Zimbabwe: Gukurahundi Discussion a Positive Step - U.S. Ambassador

16 April 2019

US Ambassador to Zimbabwe Brian Nichols says the proposed open discussion of the Gukurahundi by President Emmerson Mnangagwa is a positive step for the regime in as far as reforms are concerned.

Mnangagwa recently appealed to the Zimbabwean citizens to openly engage in the debate around the massacres, a topic previously, avoided by many as this attracted a heavy-handed response from authorities.

In an exclusive interview with 263Chat yesterday, Nichols said although there is still a lot to be done by the Mnangagwa regime, there are a few positives from the government, chief among them being the pronouncement by Mnangagwa that the once sacred discussion should be talked about.

Ambassador Nichols said the Mnangagwa regime has set "a positive agenda from reform," through its raft proposals which include the National dialogue of political parties, repeal of the draconian Access to Information Privacy and Protection Act (AIPPA).

"The last few days have been positive, the opening of the dialogue on Gukurahundi and taking steps towards addressing some of the long-standing issues, the calls for accountability for transparency and what happened to people, I think that's positive," he said.

Over the weekend, Mnangagwa said the idea of speaking publicly about the event arose from the meeting with the Matabeleland Collective, a group of relatives of the victims of the massacres.

No legal proceedings have so far been instituted against those responsible for the more than 20,000 victims.

Some have questioned whether it is appropriate to frame this as a debate as opposed to encouraging dialogue and discussions around the issues of Gukurahundi.

See What Everyone is Watching

More From: 263Chat

Don't Miss

AllAfrica publishes around 600 reports a day from more than 150 news organizations and over 500 other institutions and individuals, representing a diversity of positions on every topic.
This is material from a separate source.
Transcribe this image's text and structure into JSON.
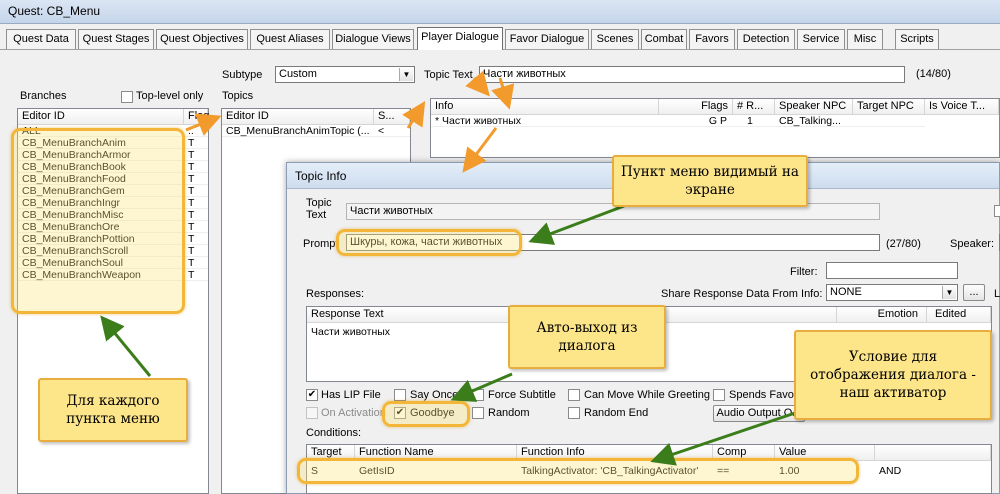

We publish news and views ranging from vigorous opponents of governments to government publications and spokespersons. Publishers named above each report are responsible for their own content, which AllAfrica does not have the legal right to edit or correct.

Articles and commentaries that identify allAfrica.com as the publisher are produced or commissioned by AllAfrica. To address comments or complaints, please Contact us.